Task instructions: Copy out lines with the word "Configuration" from the material that follows.

Supplied data:
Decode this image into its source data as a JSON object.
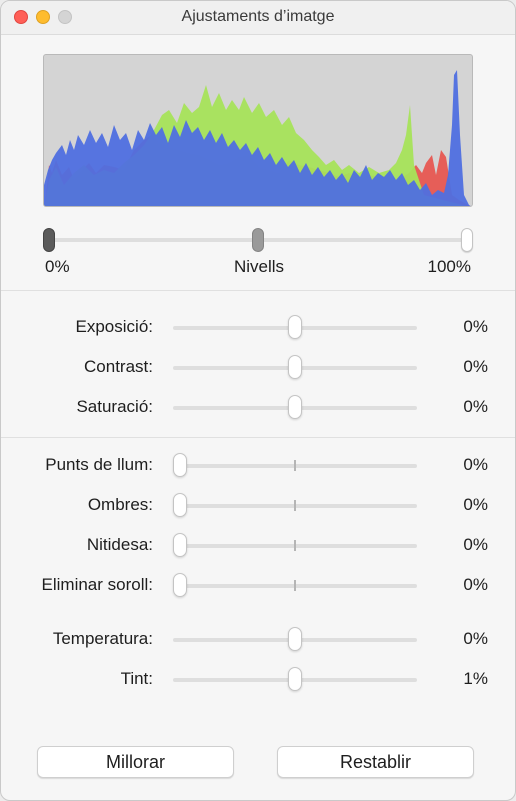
{
  "window": {
    "title": "Ajustaments d’imatge"
  },
  "levels": {
    "min_label": "0%",
    "center_label": "Nivells",
    "max_label": "100%"
  },
  "sliders": [
    {
      "label": "Exposició:",
      "value": "0%",
      "position": 0.5,
      "centered": true
    },
    {
      "label": "Contrast:",
      "value": "0%",
      "position": 0.5,
      "centered": true
    },
    {
      "label": "Saturació:",
      "value": "0%",
      "position": 0.5,
      "centered": true
    },
    {
      "label": "Punts de llum:",
      "value": "0%",
      "position": 0.0,
      "centered": false
    },
    {
      "label": "Ombres:",
      "value": "0%",
      "position": 0.0,
      "centered": false
    },
    {
      "label": "Nitidesa:",
      "value": "0%",
      "position": 0.0,
      "centered": false
    },
    {
      "label": "Eliminar soroll:",
      "value": "0%",
      "position": 0.0,
      "centered": false
    },
    {
      "label": "Temperatura:",
      "value": "0%",
      "position": 0.5,
      "centered": true
    },
    {
      "label": "Tint:",
      "value": "1%",
      "position": 0.5,
      "centered": true
    }
  ],
  "buttons": {
    "enhance": "Millorar",
    "reset": "Restablir"
  },
  "colors": {
    "red_channel": "#e8514a",
    "green_channel": "#a6e35a",
    "blue_channel": "#4f6fe0"
  }
}
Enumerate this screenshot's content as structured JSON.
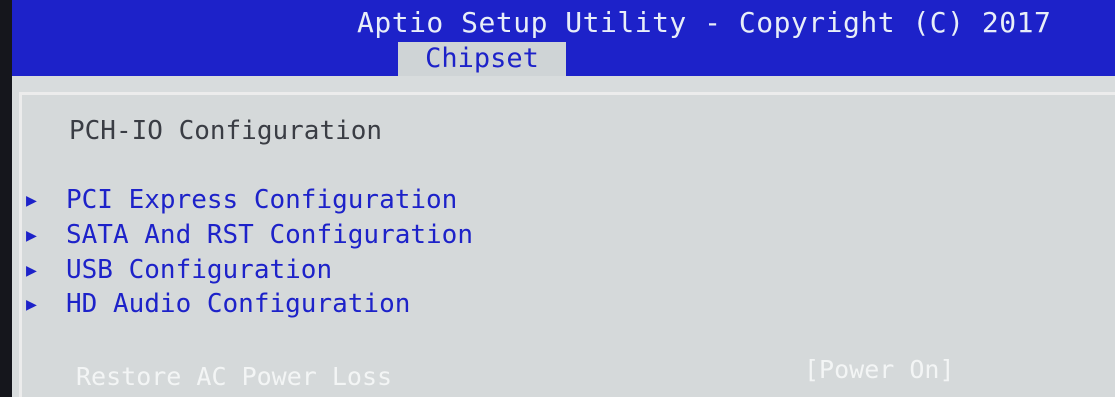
{
  "header": {
    "title": "Aptio Setup Utility - Copyright (C) 2017",
    "active_tab": "Chipset"
  },
  "panel": {
    "section_title": "PCH-IO Configuration",
    "menu_items": [
      {
        "label": "PCI Express Configuration",
        "arrow": "▶"
      },
      {
        "label": "SATA And RST Configuration",
        "arrow": "▶"
      },
      {
        "label": "USB Configuration",
        "arrow": "▶"
      },
      {
        "label": "HD Audio Configuration",
        "arrow": "▶"
      }
    ],
    "settings": [
      {
        "label": "Restore AC Power Loss",
        "value": "[Power On]"
      }
    ]
  },
  "colors": {
    "header_bg": "#1d22c9",
    "panel_bg": "#d5d9da",
    "menu_text": "#1d22c9",
    "highlight_text": "#f3f5f5"
  }
}
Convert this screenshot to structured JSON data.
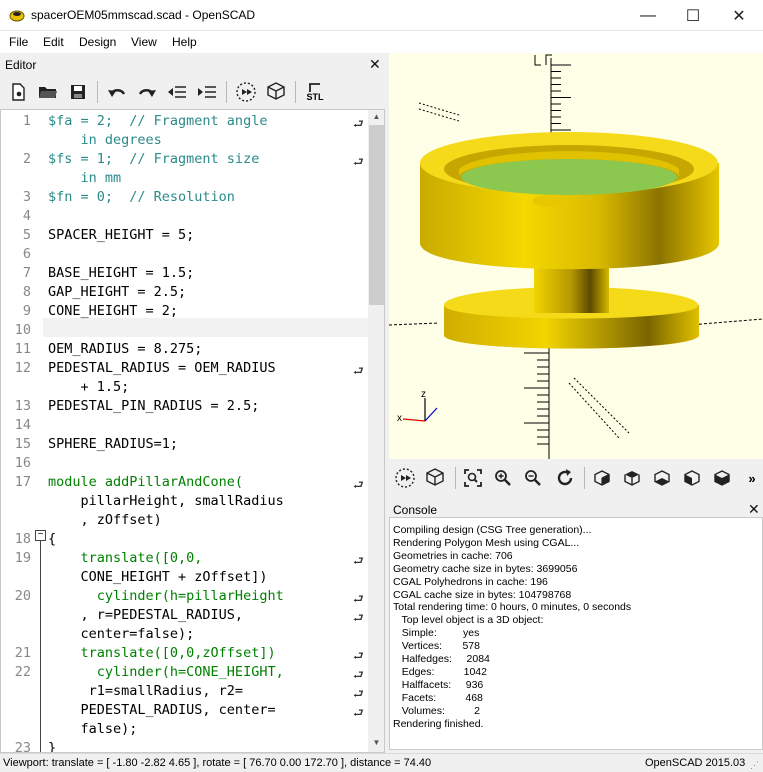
{
  "window": {
    "title": "spacerOEM05mmscad.scad - OpenSCAD",
    "minimize": "—",
    "maximize": "☐",
    "close": "✕"
  },
  "menu": [
    "File",
    "Edit",
    "Design",
    "View",
    "Help"
  ],
  "editor": {
    "title": "Editor",
    "close": "✕",
    "toolbar": [
      "new-icon",
      "open-icon",
      "save-icon",
      "undo-icon",
      "redo-icon",
      "unindent-icon",
      "indent-icon",
      "preview-icon",
      "render-icon",
      "export-stl-icon"
    ],
    "stl_label": "STL",
    "lines": [
      {
        "n": "1",
        "text": "$fa = 2;  // Fragment angle"
      },
      {
        "n": "",
        "text": "    in degrees"
      },
      {
        "n": "2",
        "text": "$fs = 1;  // Fragment size"
      },
      {
        "n": "",
        "text": "    in mm"
      },
      {
        "n": "3",
        "text": "$fn = 0;  // Resolution"
      },
      {
        "n": "4",
        "text": ""
      },
      {
        "n": "5",
        "text": "SPACER_HEIGHT = 5;"
      },
      {
        "n": "6",
        "text": ""
      },
      {
        "n": "7",
        "text": "BASE_HEIGHT = 1.5;"
      },
      {
        "n": "8",
        "text": "GAP_HEIGHT = 2.5;"
      },
      {
        "n": "9",
        "text": "CONE_HEIGHT = 2;"
      },
      {
        "n": "10",
        "text": ""
      },
      {
        "n": "11",
        "text": "OEM_RADIUS = 8.275;"
      },
      {
        "n": "12",
        "text": "PEDESTAL_RADIUS = OEM_RADIUS"
      },
      {
        "n": "",
        "text": "    + 1.5;"
      },
      {
        "n": "13",
        "text": "PEDESTAL_PIN_RADIUS = 2.5;"
      },
      {
        "n": "14",
        "text": ""
      },
      {
        "n": "15",
        "text": "SPHERE_RADIUS=1;"
      },
      {
        "n": "16",
        "text": ""
      },
      {
        "n": "17",
        "text": "module addPillarAndCone("
      },
      {
        "n": "",
        "text": "    pillarHeight, smallRadius"
      },
      {
        "n": "",
        "text": "    , zOffset)"
      },
      {
        "n": "18",
        "text": "{"
      },
      {
        "n": "19",
        "text": "    translate([0,0,"
      },
      {
        "n": "",
        "text": "    CONE_HEIGHT + zOffset])"
      },
      {
        "n": "20",
        "text": "      cylinder(h=pillarHeight"
      },
      {
        "n": "",
        "text": "    , r=PEDESTAL_RADIUS,"
      },
      {
        "n": "",
        "text": "    center=false);"
      },
      {
        "n": "21",
        "text": "    translate([0,0,zOffset])"
      },
      {
        "n": "22",
        "text": "      cylinder(h=CONE_HEIGHT,"
      },
      {
        "n": "",
        "text": "     r1=smallRadius, r2="
      },
      {
        "n": "",
        "text": "    PEDESTAL_RADIUS, center="
      },
      {
        "n": "",
        "text": "    false);"
      },
      {
        "n": "23",
        "text": "}"
      }
    ]
  },
  "viewport": {
    "axis_label": "z",
    "colors": {
      "yellow": "#f2d200",
      "green": "#8cc850",
      "background": "#fffee6"
    }
  },
  "view_toolbar": [
    "preview-icon",
    "render-icon",
    "view-all-icon",
    "zoom-in-icon",
    "zoom-out-icon",
    "reset-view-icon",
    "view-right-icon",
    "view-top-icon",
    "view-bottom-icon",
    "view-left-icon",
    "view-front-icon",
    "more-icon"
  ],
  "view_more": "»",
  "console": {
    "title": "Console",
    "close": "✕",
    "lines": [
      "Compiling design (CSG Tree generation)...",
      "Rendering Polygon Mesh using CGAL...",
      "Geometries in cache: 706",
      "Geometry cache size in bytes: 3699056",
      "CGAL Polyhedrons in cache: 196",
      "CGAL cache size in bytes: 104798768",
      "Total rendering time: 0 hours, 0 minutes, 0 seconds",
      "   Top level object is a 3D object:",
      "   Simple:         yes",
      "   Vertices:       578",
      "   Halfedges:     2084",
      "   Edges:          1042",
      "   Halffacets:     936",
      "   Facets:          468",
      "   Volumes:          2",
      "Rendering finished."
    ]
  },
  "status": {
    "viewport": "Viewport: translate = [ -1.80 -2.82 4.65 ], rotate = [ 76.70 0.00 172.70 ], distance = 74.40",
    "version": "OpenSCAD 2015.03"
  }
}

Problem solution:
    "section_title": "PCH-IO Configuration",
        "label": "PCI Express Configuration",
        "label": "SATA And RST Configuration",
        "label": "USB Configuration",
        "label": "HD Audio Configuration",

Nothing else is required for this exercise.